To the Editor:
On Nov. 6, Amherst is doing something for the first time: electing a Town Council. In March 2018, Amherst voted to reorganize its town government, creating a new era and new opportunities for the town. In this historic election, students should make their voices heard.
The University of Massachusetts has a rich history of activism and 2018 is no exception; students and young people continue to lead the fight against hatred and injustice. But one thing remains true: students don’t show up for local elections. For example, in the March 2018 town election, only 12 students living in UMass dorms voted!
As three Town Council candidates running to represent districts with large student populations, we encourage students to vote in November. But when talking to students we often hear two reasons why students don’t vote in Amherst elections. First, many students simply aren’t registered in Amherst. Not only are students residents of Amherst, but they make up a significant proportion of residents. Fifty-six percent of Amherst’s population is between 18 and 24 years of age. Students live in Amherst, September through May, meaning they spend more of the year here than anywhere else. While here they rely on the town, from Amherst’s first responders to our roads and bike lanes. And the town relies on them. The colleges are the economic engine of our community, providing much of what makes living here so desirable. And students contribute to the local economy, supporting our local businesses, our labor force, employed as bus drivers, childcare providers, healthcare support, restaurant workers and so much more. Students can and should register to vote in Amherst.

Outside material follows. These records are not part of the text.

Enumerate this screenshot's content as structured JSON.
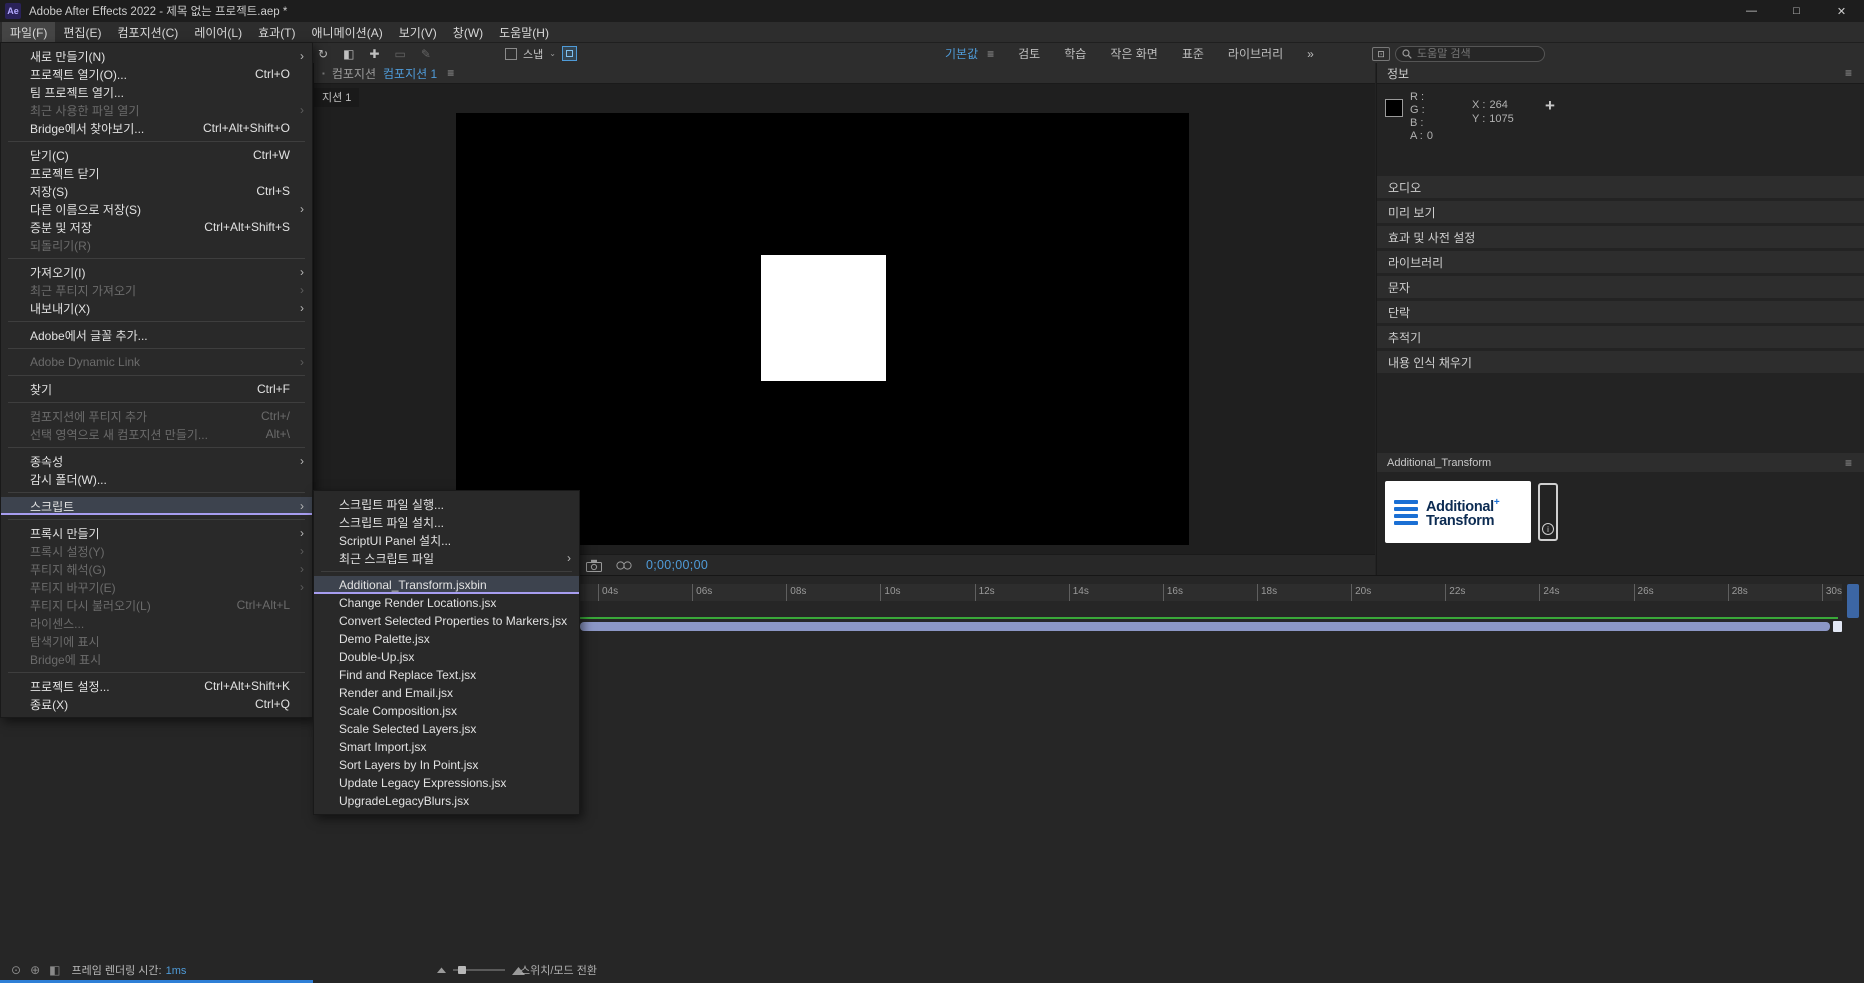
{
  "window": {
    "title": "Adobe After Effects 2022 - 제목 없는 프로젝트.aep *",
    "logo": "Ae",
    "controls": {
      "minimize": "—",
      "maximize": "□",
      "close": "✕"
    }
  },
  "menubar": {
    "items": [
      {
        "label": "파일(F)",
        "active": true
      },
      {
        "label": "편집(E)"
      },
      {
        "label": "컴포지션(C)"
      },
      {
        "label": "레이어(L)"
      },
      {
        "label": "효과(T)"
      },
      {
        "label": "애니메이션(A)"
      },
      {
        "label": "보기(V)"
      },
      {
        "label": "창(W)"
      },
      {
        "label": "도움말(H)"
      }
    ]
  },
  "toolbar": {
    "tools": [
      {
        "glyph": "↻"
      },
      {
        "glyph": "◧"
      },
      {
        "glyph": "✚"
      },
      {
        "glyph": "▭",
        "disabled": true
      },
      {
        "glyph": "✎",
        "disabled": true
      }
    ],
    "snap_label": "스냅",
    "snap_chevron": "⌄",
    "workspaces": [
      {
        "label": "기본값",
        "active": true,
        "menu_icon": true,
        "ham": "≡"
      },
      {
        "label": "검토"
      },
      {
        "label": "학습"
      },
      {
        "label": "작은 화면"
      },
      {
        "label": "표준"
      },
      {
        "label": "라이브러리"
      },
      {
        "label": "»"
      }
    ],
    "search_placeholder": "도움말 검색"
  },
  "file_menu": {
    "items": [
      {
        "label": "새로 만들기(N)",
        "has_submenu": true
      },
      {
        "label": "프로젝트 열기(O)...",
        "shortcut": "Ctrl+O"
      },
      {
        "label": "팀 프로젝트 열기..."
      },
      {
        "label": "최근 사용한 파일 열기",
        "disabled": true,
        "has_submenu": true
      },
      {
        "label": "Bridge에서 찾아보기...",
        "shortcut": "Ctrl+Alt+Shift+O"
      },
      {
        "separator": true
      },
      {
        "label": "닫기(C)",
        "shortcut": "Ctrl+W"
      },
      {
        "label": "프로젝트 닫기"
      },
      {
        "label": "저장(S)",
        "shortcut": "Ctrl+S"
      },
      {
        "label": "다른 이름으로 저장(S)",
        "has_submenu": true
      },
      {
        "label": "증분 및 저장",
        "shortcut": "Ctrl+Alt+Shift+S"
      },
      {
        "label": "되돌리기(R)",
        "disabled": true
      },
      {
        "separator": true
      },
      {
        "label": "가져오기(I)",
        "has_submenu": true
      },
      {
        "label": "최근 푸티지 가져오기",
        "disabled": true,
        "has_submenu": true
      },
      {
        "label": "내보내기(X)",
        "has_submenu": true
      },
      {
        "separator": true
      },
      {
        "label": "Adobe에서 글꼴 추가..."
      },
      {
        "separator": true
      },
      {
        "label": "Adobe Dynamic Link",
        "disabled": true,
        "has_submenu": true
      },
      {
        "separator": true
      },
      {
        "label": "찾기",
        "shortcut": "Ctrl+F"
      },
      {
        "separator": true
      },
      {
        "label": "컴포지션에 푸티지 추가",
        "shortcut": "Ctrl+/",
        "disabled": true
      },
      {
        "label": "선택 영역으로 새 컴포지션 만들기...",
        "shortcut": "Alt+\\",
        "disabled": true
      },
      {
        "separator": true
      },
      {
        "label": "종속성",
        "has_submenu": true
      },
      {
        "label": "감시 폴더(W)..."
      },
      {
        "separator": true
      },
      {
        "label": "스크립트",
        "has_submenu": true,
        "highlighted": true
      },
      {
        "separator": true
      },
      {
        "label": "프록시 만들기",
        "has_submenu": true
      },
      {
        "label": "프록시 설정(Y)",
        "disabled": true,
        "has_submenu": true
      },
      {
        "label": "푸티지 해석(G)",
        "disabled": true,
        "has_submenu": true
      },
      {
        "label": "푸티지 바꾸기(E)",
        "disabled": true,
        "has_submenu": true
      },
      {
        "label": "푸티지 다시 불러오기(L)",
        "shortcut": "Ctrl+Alt+L",
        "disabled": true
      },
      {
        "label": "라이센스...",
        "disabled": true
      },
      {
        "label": "탐색기에 표시",
        "disabled": true
      },
      {
        "label": "Bridge에 표시",
        "disabled": true
      },
      {
        "separator": true
      },
      {
        "label": "프로젝트 설정...",
        "shortcut": "Ctrl+Alt+Shift+K"
      },
      {
        "label": "종료(X)",
        "shortcut": "Ctrl+Q"
      }
    ]
  },
  "scripts_submenu": {
    "items": [
      {
        "label": "스크립트 파일 실행..."
      },
      {
        "label": "스크립트 파일 설치..."
      },
      {
        "label": "ScriptUI Panel 설치..."
      },
      {
        "label": "최근 스크립트 파일",
        "has_submenu": true
      },
      {
        "separator": true
      },
      {
        "label": "Additional_Transform.jsxbin",
        "highlighted": true
      },
      {
        "label": "Change Render Locations.jsx"
      },
      {
        "label": "Convert Selected Properties to Markers.jsx"
      },
      {
        "label": "Demo Palette.jsx"
      },
      {
        "label": "Double-Up.jsx"
      },
      {
        "label": "Find and Replace Text.jsx"
      },
      {
        "label": "Render and Email.jsx"
      },
      {
        "label": "Scale Composition.jsx"
      },
      {
        "label": "Scale Selected Layers.jsx"
      },
      {
        "label": "Smart Import.jsx"
      },
      {
        "label": "Sort Layers by In Point.jsx"
      },
      {
        "label": "Update Legacy Expressions.jsx"
      },
      {
        "label": "UpgradeLegacyBlurs.jsx"
      }
    ]
  },
  "composition_panel": {
    "grip": "▪",
    "panel_label": "컴포지션",
    "active_tab": "컴포지션 1",
    "panel_menu": "≡",
    "mini_tab": "지션 1",
    "timecode": "0;00;00;00"
  },
  "info_panel": {
    "title": "정보",
    "panel_menu": "≡",
    "rgba": [
      {
        "label": "R :",
        "value": ""
      },
      {
        "label": "G :",
        "value": ""
      },
      {
        "label": "B :",
        "value": ""
      },
      {
        "label": "A :",
        "value": "0"
      }
    ],
    "x_label": "X :",
    "x_value": "264",
    "y_label": "Y :",
    "y_value": "1075",
    "crosshair": "+"
  },
  "right_panels": [
    "오디오",
    "미리 보기",
    "효과 및 사전 설정",
    "라이브러리",
    "문자",
    "단락",
    "추적기",
    "내용 인식 채우기"
  ],
  "at_panel": {
    "header": "Additional_Transform",
    "panel_menu": "≡",
    "logo_word1": "Additional",
    "logo_plus": "+",
    "logo_word2": "Transform",
    "info_i": "i"
  },
  "timeline": {
    "ruler_labels": [
      "04s",
      "06s",
      "08s",
      "10s",
      "12s",
      "14s",
      "16s",
      "18s",
      "20s",
      "22s",
      "24s",
      "26s",
      "28s",
      "30s"
    ]
  },
  "statusbar": {
    "icons": [
      "⊙",
      "⊕",
      "◧"
    ],
    "render_time_label": "프레임 렌더링 시간:",
    "render_time_value": "1ms",
    "toggle_label": "스위치/모드 전환"
  }
}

Many students also feel the actions of Amherst’s local government don’t really affect them. But two examples reveal otherwise. Most important is housing; rental prices in Amherst are higher than surrounding towns, and apartments are sparse. It’s hard for any renter, student or non-student, to find available, affordable and adequate housing. This is avoidable and the result of past actions that constrained new housing development. In this election, students have a clear interest in electing Town Councilors that will work to increase Amherst’s affordable housing supply.
The second issue is marijuana. In 2016, 73 percent of Amherst voters supported the legalization of recreational marijuana. But the law leaves substantial authority to individual cities and towns to regulate marijuana. In response, some nearby towns, Hadley and Granby, passed temporary moratoriums on dispensaries, while others, South Hadley, passed outright bans. Amherst has begun the work of regulating marijuana dispensaries in town, and Amherst’s new Town Councilors will continue that work. Students should elect Town Councilors that will carry out the will of Amherst voters.
These are just two of many ways that local government actions will affect students. Students have an important say in Amherst. On the precipice of this new era, students must demonstrate that their voices and their votes matter, and ensure they elect Town Councilors that represent their interests. The deadline to register to vote is Oct. 17. You can go to www.vote.gov to change your registration to your UMass dorm or Amherst apartment address. The election is Nov. 6. You will receive two ballots, one for the state election and one for Town Council; be sure to fill out both. Register, show up and vote!
John Page, Candidate for District 3 Town Councilor
Evan Ross, Candidate for District 4 Town Councilor
Nicola Usher, Candidate for District 1 Town Councilor